Here's the other thing about Percy Fawcett: I think he was the Forrest Gump of his time. His story is touched on directly or indirectly by a truly staggering number of historic figures including Mark Twain, Charles Darwin, Arthur Conan Doyle, Mary Pickford, Ian Fleming, Winston Churchill, H. Rider Haggard, TE Lawrence, and even Indiana Jones!
As fascinating as every aspect of Fawcett's story is, the real hook is the enduring mystery of Fawcett's last expedition. Over the course of his long career, Fawcett had developed a hypothesis that there was once a great civilization in the depths of the Amazon. An El Dorado-like city that he simply called "Z." This is what he single-mindedly sought at the end of his career. In 1925, accompanied by his son and a friend, Fawcett entered the jungle determined to locate the lost city of Z--and was never heard from again.
He didn't go quietly. Readers around the world waited with bated breath to learn his fate. The story was routinely resurrected for decades. In the eighty-some years since, hundreds have entered the jungle hot on his trail. Many have never returned. Author David Grann is the most recent in a long line of would-be explorers obsessed with this mystery.

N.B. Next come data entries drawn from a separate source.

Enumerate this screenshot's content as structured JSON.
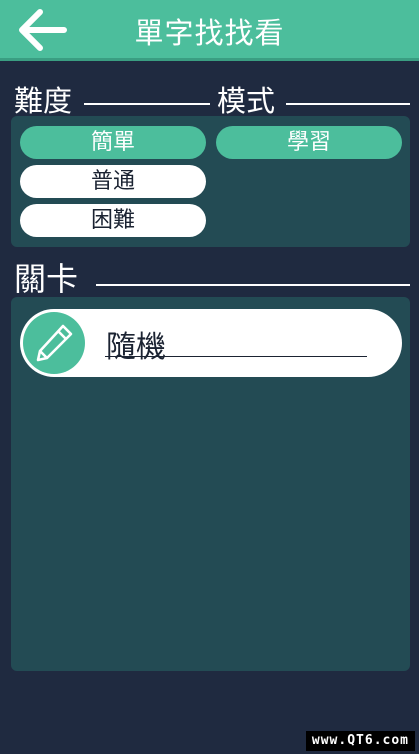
{
  "header": {
    "title": "單字找找看",
    "back_icon": "arrow-left-icon",
    "color": "#4cbe9c"
  },
  "difficulty": {
    "label": "難度",
    "options": [
      {
        "label": "簡單",
        "selected": true
      },
      {
        "label": "普通",
        "selected": false
      },
      {
        "label": "困難",
        "selected": false
      }
    ]
  },
  "mode": {
    "label": "模式",
    "options": [
      {
        "label": "學習",
        "selected": true
      }
    ]
  },
  "levels": {
    "label": "關卡",
    "items": [
      {
        "label": "隨機",
        "icon": "pencil-icon"
      }
    ]
  },
  "watermark": "www.QT6.com",
  "colors": {
    "background": "#1f2a40",
    "panel": "#234b54",
    "accent": "#4cbe9c"
  }
}
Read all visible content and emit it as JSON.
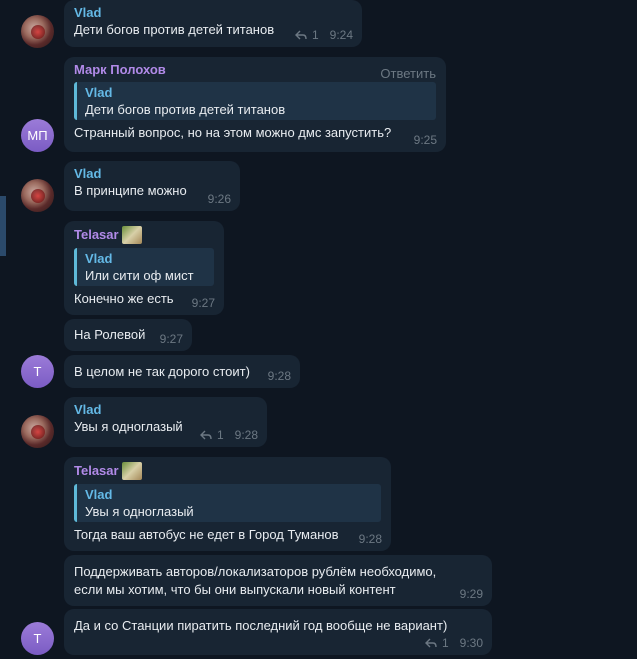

And it is Grann's tale that is the second story being told. He's an unlikely adventurer--a not particularly athletic, middle-aged staff writer for The New Yorker. But Grann does get caught up in the course of researching the book. So much so that he leaves his comfortable urban life, his wife, and his infant son to enter the Brazilian jungle. Like so many others, he seeks to find out what truly happened to Fawcett, and/or if there really was a Z. We follow Grann's progress interspersed between the chapters about Fawcett. One of the most shocking aspects of Grann's expedition is just how much the Amazon has changed since Fawcett's day. Grann doesn't dwell overly on the ecological ramifications, but the juxtaposition is disturbing.
Time and time again I had to restrain myself from turning to the back of the book to see how it ends. I was as caught up in the outcome as I have been with any novel in recent memory. Success was so unlikely; I just couldn't imagine how Grann's quest would end. And I'm certainly not going to tell you. Go read this book! Run! Now!
On of the flaws in the obsessive, leave-no-stone unturned approach to non-fiction mysteries is that after the umpteenth false sighting of or conjecture about the missing person, the stones are really not that interesting anymore.
Grann also is a little fast-and-loose. He consistently refers to Fawcett as a "Victorian explorer", when in fact Fawcett's first expedition wasn't until 5 years after Queen Victoria's death. A nit to some, but why not try harder? His style is chatty and adjective-heavy ("cold January day" is like saying "yellow canary") and adds a lot of details that may, or may not, be true, in describing every scene. And why throw in Charles Dickens' impressions of *his* ship's cabin when it was written 100 years before Fawcett's trip? For that metter, the bibliography is padded with Dickens, Arthur Conan Doyle, and even Hobbes' "Leviathan", but is missing two of the best books about Fawcett, Harold T. Wikins' "Mysteries of Ancient South America" and "Secret Cities of Old South America". Also missing: MAPS! How can you write a book about an Amazonian expedition and not include a SINGLE map? Photos would have been nice, too.
I've been interested in Fawcett for many years, so maybe I'm overly critical. It's still a good book, easy to read and a terrific introduction to this fascinating personality. I just wish it had a lot less Grann to it.